[Items from an interface collection]
..............................
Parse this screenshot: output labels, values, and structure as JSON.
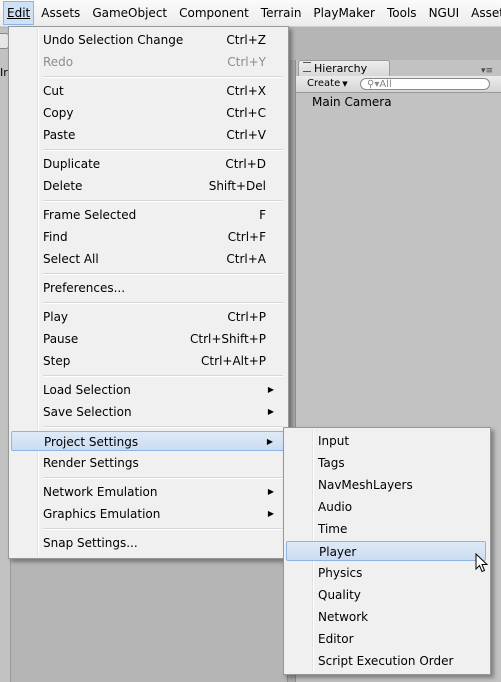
{
  "menubar": {
    "items": [
      "Edit",
      "Assets",
      "GameObject",
      "Component",
      "Terrain",
      "PlayMaker",
      "Tools",
      "NGUI",
      "Asset St"
    ]
  },
  "background": {
    "left_label": "Ir",
    "hierarchy_tab": "Hierarchy",
    "create_label": "Create",
    "search_placeholder": "All",
    "hierarchy_items": [
      "Main Camera"
    ]
  },
  "edit_menu": {
    "items": [
      {
        "label": "Undo Selection Change",
        "shortcut": "Ctrl+Z"
      },
      {
        "label": "Redo",
        "shortcut": "Ctrl+Y",
        "disabled": true
      },
      {
        "label": "Cut",
        "shortcut": "Ctrl+X"
      },
      {
        "label": "Copy",
        "shortcut": "Ctrl+C"
      },
      {
        "label": "Paste",
        "shortcut": "Ctrl+V"
      },
      {
        "label": "Duplicate",
        "shortcut": "Ctrl+D"
      },
      {
        "label": "Delete",
        "shortcut": "Shift+Del"
      },
      {
        "label": "Frame Selected",
        "shortcut": "F"
      },
      {
        "label": "Find",
        "shortcut": "Ctrl+F"
      },
      {
        "label": "Select All",
        "shortcut": "Ctrl+A"
      },
      {
        "label": "Preferences..."
      },
      {
        "label": "Play",
        "shortcut": "Ctrl+P"
      },
      {
        "label": "Pause",
        "shortcut": "Ctrl+Shift+P"
      },
      {
        "label": "Step",
        "shortcut": "Ctrl+Alt+P"
      },
      {
        "label": "Load Selection",
        "submenu": true
      },
      {
        "label": "Save Selection",
        "submenu": true
      },
      {
        "label": "Project Settings",
        "submenu": true,
        "highlighted": true
      },
      {
        "label": "Render Settings"
      },
      {
        "label": "Network Emulation",
        "submenu": true
      },
      {
        "label": "Graphics Emulation",
        "submenu": true
      },
      {
        "label": "Snap Settings..."
      }
    ]
  },
  "project_settings_menu": {
    "items": [
      {
        "label": "Input"
      },
      {
        "label": "Tags"
      },
      {
        "label": "NavMeshLayers"
      },
      {
        "label": "Audio"
      },
      {
        "label": "Time"
      },
      {
        "label": "Player",
        "highlighted": true
      },
      {
        "label": "Physics"
      },
      {
        "label": "Quality"
      },
      {
        "label": "Network"
      },
      {
        "label": "Editor"
      },
      {
        "label": "Script Execution Order"
      }
    ]
  }
}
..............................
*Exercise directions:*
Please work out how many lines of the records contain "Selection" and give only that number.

*Your response:*
3